Interested in REO property or a foreclosure in Dana Point?
Making an offer on a bank-owned property is not something to be taken casually.
What is an REO?
"REO" means Real Estate Owned. These are homes which have been foreclosed upon and are currently held by the bank or mortgage company. This is different than real estate up for foreclosure auction.
If you buy a property during a foreclosure sale, you must pay at least the loan balance plus any interest and other fees added during the foreclosure process. The buyer must also be ready to pay with cash in hand. And on top of all that, you'll get the property 100% as is. That possibly will involve current liens and even current denizens that need to be put out.
A bank-owned property, conversely, is a much cleaner and attractive deal. The REO property didn't find a buyer during foreclosure auction. The bank now owns it. The lender will take care of the elimination of tax liens, evict occupants if needed and generally arrange for the issuance of a title insurance policy to the buyer at closing.
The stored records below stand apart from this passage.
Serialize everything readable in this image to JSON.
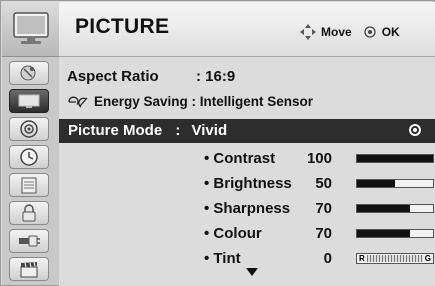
{
  "header": {
    "title": "PICTURE",
    "nav_move_label": "Move",
    "nav_ok_label": "OK"
  },
  "sidebar": {
    "items": [
      {
        "icon": "satellite-dish-icon"
      },
      {
        "icon": "tv-screen-icon",
        "active": true
      },
      {
        "icon": "speaker-icon"
      },
      {
        "icon": "clock-icon"
      },
      {
        "icon": "lock-calendar-icon"
      },
      {
        "icon": "padlock-icon"
      },
      {
        "icon": "usb-plug-icon"
      },
      {
        "icon": "clapperboard-icon"
      }
    ]
  },
  "rows": {
    "aspect_label": "Aspect Ratio",
    "aspect_value": ": 16:9",
    "energy_label": "Energy Saving : Intelligent Sensor",
    "mode_label": "Picture Mode",
    "mode_sep": ":",
    "mode_value": "Vivid"
  },
  "adjust": [
    {
      "label": "• Contrast",
      "value": "100",
      "level": 1.0
    },
    {
      "label": "• Brightness",
      "value": "50",
      "level": 0.5
    },
    {
      "label": "• Sharpness",
      "value": "70",
      "level": 0.7
    },
    {
      "label": "• Colour",
      "value": "70",
      "level": 0.7
    },
    {
      "label": "• Tint",
      "value": "0",
      "tint_left": "R",
      "tint_right": "G"
    }
  ]
}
Take notice that REOs may be exempt from normal disclosure requirements.
For example, in California, banks are not required to give a Transfer Disclosure Statement,
a document that usually requires sellers to make known any defects of which they are aware.
By hiring Wave Crest Financial Group, INC, you can rest assured knowing all parties are fulfilling California state disclosure requirements.
Are REO properties a bargain in Dana Point?
It's sometimes believed that any REO must be a good deal and a possibility for easy money. This isn't necessarily the case. You have to be very careful about buying a repossession if your intent is to make a profit. Even though the bank is typically eager to offload it promptly, they are also motivated to minimize any losses.
When pondering what to pay for a foreclosure, you need to look closely at comparable sales in the neighborhood and be sure to take into account the time and cost of any repairs or remodeling needed to prepare the house for resale.
There are bargains with potential to make money, and many people do very well buying and selling foreclosures. Still, there are also many REOs that are not good buys and not likely to turn a profit.
Ready to make an offer?
Most mortgage companies have staff dedicated to REO that you'll work with when buying REO property from them. Usually the REO department will use a listing agent to get their REO properties listed on the local MLS.
Before making your offer, you'll want to contact either the listing agent or REO department at the bank and discover as much as you can about their knowledge concerning the condition of the property and what their process is for taking offers. Since banks most commonly sell REO properties "as is", it may be in your best interest to include an inspection contingency in your offer that gives you time to check for unseen damage and cancel the offer if you find it.
If, as a buyer, you can provide documentation proving your ability to pay, such as a pre-approval letter from a lender, your offer will be more attractive and likely be accepted. (This is generally true for any real estate offer.)
After you've presented your offer, you can expect the bank to make a counter offer. At this point it will be your decision whether to accept their counter, or make another counter offer.
Understand, you'll be working with a process that probably involves a group of people at the bank, and they don't work evenings or weekends. It's not unusual for the process of offers and counter offers to take days or even weeks. Wave Crest Financial Group, INC is accustomed to these situations and will work to ensure there are no unnecessary delays.